Credit cards can provide many advantages if you play your cards right. But not knowing these major credit card red flags can cost you a fortune.
If you’re looking for a new credit card, you’re probably overwhelmed by the number of credit cards available. It seems that there are endless varieties of cards and choosing the right one for you is not easy. To pick an ideal card for your financial goals and spending habits, it’s necessary to keep away from some options that come with soaring rates and needless fees.
To make it easier for you to choose, here’s a list of 5 warning signs to avoid when picking a credit card.
1. Unreasonably High Interest Rates
If you don't carry a balance month to month, the interest rate on your credit card is meaningless; you'll never owe interest. However, financial hardship and other causes may force you to carry debt, which is handy but costly.
According to the Federal Reserve, the average annual percentage rate for interest-bearing credit cards was 16.30 percent in May 2021. Your interest rate will be determined by your creditworthiness, which tells the card issuer how much risk it is incurring by granting you credit.
In general, the lower your credit score, the higher your annual percentage rate. However, some credit cards for those with bad credit have absurdly high APRs, up to 30% or more.
Low or promotional interest rate credit cards normally demand good credit (FICO scores of at least 690), although there are alternatives for those with less than perfect credit:
Secured credit cards need a refundable security deposit, which serves as both a credit limit and collateral. Because the bank is taking less of a risk on you, they may be easier to obtain. Secured cards sometimes have lower ongoing APRs, especially those that charge yearly fees.
Depending on your credit score, you may be eligible for a credit union card, which may have better interest rates than major bank products. Still, you'll have to join the credit union to receive one, and there may be membership restrictions.
2. Not Possible to Get Better Terms
Your credit will improve if you use your secured or starter card wisely. You might choose to switch to a credit card with better terms, more rewards, or more generous benefits at that moment. It's ideal if your current card makes the process simple, but that’s not always the case.
Top credit cards for bad credit (generally secured cards) usually include upgrade paths, either automatically (with responsible card use) or upon request. This implies you may be able to "upgrade" to a better card within that issuer's product family without having to shut your current account. You'll also get your deposit refunded if your account is in good standing when you upgrade.
Even if a card doesn't have an upgrade route, it can still be helpful. However, you'll be stuck with a product you've outgrown in the long run, which can be very costly if you're paying an annual fee. While you have the option of closing the card completely, this will have a negative influence on your credit scores.
3. Excessive Fees
Annual fees are very common on credit cards. They are amounts paid to the issuer each year to keep the card active. Annual fees are often connected to rewards credit cards that offer perks like vacations or annual credits toward purchases, as well as purchase protection. The value of those perks might easily cover or even surpass the annual fee.
If you're trying to build or rebuild credit, a card with no annual fee is generally the best option. If you decide to get a card with an annual charge, make sure it is the only fee you will be charged.

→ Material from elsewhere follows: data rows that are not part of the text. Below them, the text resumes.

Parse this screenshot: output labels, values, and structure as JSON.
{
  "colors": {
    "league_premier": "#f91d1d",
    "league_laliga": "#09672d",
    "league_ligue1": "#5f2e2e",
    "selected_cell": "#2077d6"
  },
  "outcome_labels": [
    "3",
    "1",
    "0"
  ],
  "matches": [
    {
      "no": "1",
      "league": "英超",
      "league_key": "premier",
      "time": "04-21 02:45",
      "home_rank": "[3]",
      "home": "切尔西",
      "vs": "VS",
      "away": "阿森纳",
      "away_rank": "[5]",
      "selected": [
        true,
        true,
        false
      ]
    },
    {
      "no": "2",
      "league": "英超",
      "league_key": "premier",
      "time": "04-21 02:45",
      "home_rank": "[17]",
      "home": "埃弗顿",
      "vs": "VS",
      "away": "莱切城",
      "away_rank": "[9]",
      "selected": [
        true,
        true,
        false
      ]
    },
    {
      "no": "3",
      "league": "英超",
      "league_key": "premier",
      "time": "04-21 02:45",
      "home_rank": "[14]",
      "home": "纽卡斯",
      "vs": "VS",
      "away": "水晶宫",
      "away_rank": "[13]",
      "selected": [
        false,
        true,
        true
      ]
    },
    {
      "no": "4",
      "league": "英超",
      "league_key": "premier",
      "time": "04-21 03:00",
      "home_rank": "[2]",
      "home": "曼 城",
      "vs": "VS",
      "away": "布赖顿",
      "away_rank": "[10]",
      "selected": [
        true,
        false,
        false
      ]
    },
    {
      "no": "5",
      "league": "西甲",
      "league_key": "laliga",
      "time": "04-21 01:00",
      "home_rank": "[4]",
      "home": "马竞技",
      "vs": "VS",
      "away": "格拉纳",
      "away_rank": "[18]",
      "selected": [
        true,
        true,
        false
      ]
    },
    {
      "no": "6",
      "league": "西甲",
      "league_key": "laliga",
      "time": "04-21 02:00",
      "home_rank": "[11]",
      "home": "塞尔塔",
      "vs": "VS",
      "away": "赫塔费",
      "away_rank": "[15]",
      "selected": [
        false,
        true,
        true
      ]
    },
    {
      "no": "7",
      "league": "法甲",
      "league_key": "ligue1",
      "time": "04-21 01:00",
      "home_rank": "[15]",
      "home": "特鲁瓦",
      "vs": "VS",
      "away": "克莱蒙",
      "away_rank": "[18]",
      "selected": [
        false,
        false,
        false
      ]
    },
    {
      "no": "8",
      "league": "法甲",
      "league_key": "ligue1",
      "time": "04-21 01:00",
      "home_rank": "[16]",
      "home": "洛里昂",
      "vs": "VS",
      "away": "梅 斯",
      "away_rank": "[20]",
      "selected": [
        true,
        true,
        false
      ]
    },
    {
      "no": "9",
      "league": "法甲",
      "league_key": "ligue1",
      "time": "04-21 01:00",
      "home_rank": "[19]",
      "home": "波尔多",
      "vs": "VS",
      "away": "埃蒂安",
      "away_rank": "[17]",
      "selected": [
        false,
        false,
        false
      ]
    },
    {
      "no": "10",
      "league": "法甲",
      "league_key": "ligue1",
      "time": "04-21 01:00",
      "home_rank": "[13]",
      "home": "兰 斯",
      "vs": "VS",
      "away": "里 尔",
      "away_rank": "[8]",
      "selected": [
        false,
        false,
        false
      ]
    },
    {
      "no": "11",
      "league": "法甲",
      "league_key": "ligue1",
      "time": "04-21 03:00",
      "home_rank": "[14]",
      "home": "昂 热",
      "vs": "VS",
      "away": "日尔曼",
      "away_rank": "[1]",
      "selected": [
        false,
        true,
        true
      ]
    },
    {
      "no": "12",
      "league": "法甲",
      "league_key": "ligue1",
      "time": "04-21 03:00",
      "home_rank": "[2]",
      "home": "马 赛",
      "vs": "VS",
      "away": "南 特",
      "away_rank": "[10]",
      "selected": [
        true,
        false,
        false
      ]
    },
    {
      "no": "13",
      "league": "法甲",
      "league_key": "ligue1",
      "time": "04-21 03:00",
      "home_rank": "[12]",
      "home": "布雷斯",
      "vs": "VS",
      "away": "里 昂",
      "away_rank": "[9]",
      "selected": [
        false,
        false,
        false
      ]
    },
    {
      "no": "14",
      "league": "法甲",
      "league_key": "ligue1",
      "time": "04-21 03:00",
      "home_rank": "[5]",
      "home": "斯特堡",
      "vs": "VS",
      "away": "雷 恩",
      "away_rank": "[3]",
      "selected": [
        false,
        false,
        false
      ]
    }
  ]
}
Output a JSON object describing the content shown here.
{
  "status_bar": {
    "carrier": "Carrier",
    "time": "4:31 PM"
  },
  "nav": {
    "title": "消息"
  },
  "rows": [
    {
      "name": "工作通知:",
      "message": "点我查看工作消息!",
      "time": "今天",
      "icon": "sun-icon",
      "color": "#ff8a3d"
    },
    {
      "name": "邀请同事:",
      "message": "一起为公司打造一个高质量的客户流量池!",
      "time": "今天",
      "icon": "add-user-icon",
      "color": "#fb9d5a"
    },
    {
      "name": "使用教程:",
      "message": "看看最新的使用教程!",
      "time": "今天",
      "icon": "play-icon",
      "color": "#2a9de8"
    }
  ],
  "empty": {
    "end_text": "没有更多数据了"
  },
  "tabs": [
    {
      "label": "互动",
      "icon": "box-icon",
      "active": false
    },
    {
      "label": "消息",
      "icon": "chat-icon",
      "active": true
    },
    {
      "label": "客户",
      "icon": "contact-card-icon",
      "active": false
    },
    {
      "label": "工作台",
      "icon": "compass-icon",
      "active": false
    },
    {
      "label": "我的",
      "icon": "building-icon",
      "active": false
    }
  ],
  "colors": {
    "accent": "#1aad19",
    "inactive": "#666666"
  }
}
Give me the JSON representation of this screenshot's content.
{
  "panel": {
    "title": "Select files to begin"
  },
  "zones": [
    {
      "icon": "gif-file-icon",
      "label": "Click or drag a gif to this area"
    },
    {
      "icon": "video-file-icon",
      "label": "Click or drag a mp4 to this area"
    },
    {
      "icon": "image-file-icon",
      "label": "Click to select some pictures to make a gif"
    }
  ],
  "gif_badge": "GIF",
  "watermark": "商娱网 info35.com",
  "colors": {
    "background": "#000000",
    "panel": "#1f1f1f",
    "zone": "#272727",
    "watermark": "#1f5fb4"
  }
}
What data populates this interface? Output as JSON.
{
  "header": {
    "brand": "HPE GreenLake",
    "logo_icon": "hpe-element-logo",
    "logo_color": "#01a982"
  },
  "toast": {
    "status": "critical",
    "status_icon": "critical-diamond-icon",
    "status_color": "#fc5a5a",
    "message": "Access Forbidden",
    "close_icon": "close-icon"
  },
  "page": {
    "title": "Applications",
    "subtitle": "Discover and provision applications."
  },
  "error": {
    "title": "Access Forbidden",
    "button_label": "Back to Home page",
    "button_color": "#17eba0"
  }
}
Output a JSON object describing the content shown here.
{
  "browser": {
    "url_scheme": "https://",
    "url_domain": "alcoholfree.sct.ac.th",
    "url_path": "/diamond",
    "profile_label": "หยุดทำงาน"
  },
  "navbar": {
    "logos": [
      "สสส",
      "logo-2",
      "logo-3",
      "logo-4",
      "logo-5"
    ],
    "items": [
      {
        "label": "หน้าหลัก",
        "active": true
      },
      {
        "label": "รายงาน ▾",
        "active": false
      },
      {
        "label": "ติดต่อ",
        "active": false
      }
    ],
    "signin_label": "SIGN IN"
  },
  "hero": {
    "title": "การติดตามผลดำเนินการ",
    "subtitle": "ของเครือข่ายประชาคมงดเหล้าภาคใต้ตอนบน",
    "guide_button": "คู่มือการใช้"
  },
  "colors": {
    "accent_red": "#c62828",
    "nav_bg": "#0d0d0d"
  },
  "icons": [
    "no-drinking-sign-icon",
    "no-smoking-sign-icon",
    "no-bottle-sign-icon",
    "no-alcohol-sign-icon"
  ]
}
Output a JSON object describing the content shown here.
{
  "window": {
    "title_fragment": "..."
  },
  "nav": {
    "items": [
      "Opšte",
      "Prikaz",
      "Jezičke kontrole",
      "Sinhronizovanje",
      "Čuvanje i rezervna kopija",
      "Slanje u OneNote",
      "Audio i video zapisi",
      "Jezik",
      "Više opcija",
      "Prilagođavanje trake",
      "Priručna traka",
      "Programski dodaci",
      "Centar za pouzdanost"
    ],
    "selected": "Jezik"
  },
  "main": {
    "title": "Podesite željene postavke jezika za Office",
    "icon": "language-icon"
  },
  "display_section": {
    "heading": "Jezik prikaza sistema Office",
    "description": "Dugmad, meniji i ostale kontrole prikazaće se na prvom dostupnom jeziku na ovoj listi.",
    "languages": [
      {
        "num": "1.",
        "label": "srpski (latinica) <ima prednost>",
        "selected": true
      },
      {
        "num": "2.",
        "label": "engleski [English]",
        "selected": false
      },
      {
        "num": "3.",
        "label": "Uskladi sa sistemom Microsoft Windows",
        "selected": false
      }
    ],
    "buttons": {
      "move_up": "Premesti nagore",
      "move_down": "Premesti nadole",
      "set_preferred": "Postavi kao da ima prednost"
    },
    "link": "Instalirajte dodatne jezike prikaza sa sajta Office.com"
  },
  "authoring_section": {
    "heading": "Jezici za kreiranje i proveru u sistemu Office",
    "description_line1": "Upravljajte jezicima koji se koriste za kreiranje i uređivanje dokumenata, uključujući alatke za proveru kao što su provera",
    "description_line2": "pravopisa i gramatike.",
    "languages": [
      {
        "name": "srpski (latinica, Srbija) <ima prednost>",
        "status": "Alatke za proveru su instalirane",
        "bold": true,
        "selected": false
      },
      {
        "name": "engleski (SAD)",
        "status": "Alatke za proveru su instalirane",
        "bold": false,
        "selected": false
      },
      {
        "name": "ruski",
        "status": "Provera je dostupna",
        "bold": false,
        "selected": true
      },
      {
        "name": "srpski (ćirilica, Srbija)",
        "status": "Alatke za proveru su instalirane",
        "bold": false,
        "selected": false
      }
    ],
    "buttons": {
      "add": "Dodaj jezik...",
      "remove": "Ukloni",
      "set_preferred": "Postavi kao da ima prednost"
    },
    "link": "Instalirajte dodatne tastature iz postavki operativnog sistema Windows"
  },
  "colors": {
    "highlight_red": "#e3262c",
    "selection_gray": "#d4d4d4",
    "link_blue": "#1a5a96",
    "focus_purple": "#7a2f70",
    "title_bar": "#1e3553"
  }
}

Steer clear from cards that charge additional fees, as these can easily mount up and lower your credit limit if charged automatically. Activation or application fees, membership costs, and maintenance fees are just a few examples. These are preventable and usually do not match any existing service provided by your credit card issuer.
Other fees are typical with any credit card, but they can be avoided if you use your credit card responsibly. When you make a late payment on a credit card, for example, issuers commonly impose late fees of up to $40. If you pay on time every billing cycle, you can avoid those costs - you can even plan a payment ahead of time on the card's website or app.
4. Low Credit Limits
If a credit card issuer tends to provide low credit limits, you should avoid them. With a low credit limit, it's more likely that you'll use more than 30% of your available credit. Your credit score may suffer as a result of this.
It's not always easy to track down this information because credit card issuers don't usually disclose your credit limit when you apply. However, you should contact the credit card company and ask about the usual line of credit provided, or look into what types of credit limits other individuals have received.
A low credit limit might have an impact on your credit utilization ratio, which is a major element in your credit scores. The amount you owe as a percentage of your available credit is called credit utilization. Your credit utilization is 50% if you have a $1,000 credit limit and a $500 amount on your card.
It is generally recommended that you keep your credit utilization below 30%. However, the lower that percentage is, the higher your credit scores will be.
Finally, if the card earns rewards, a low spending limit puts a limit on how much you may receive in rewards.
5. Insufficient Credit Reporting
A credit card that reports to all three main credit bureaus — Equifax, Experian, and TransUnion — is perfect for building credit. Credit reports, which are the backbone of your credit scores, are compiled by these bureaus.
Cards with insufficient credit reporting can be problematic because you never know which bureau a prospective lender will check your credit report from.
If a lender requests TransUnion reports but your card only reports to Equifax and Experian, the lender may not be able to see your credit activity.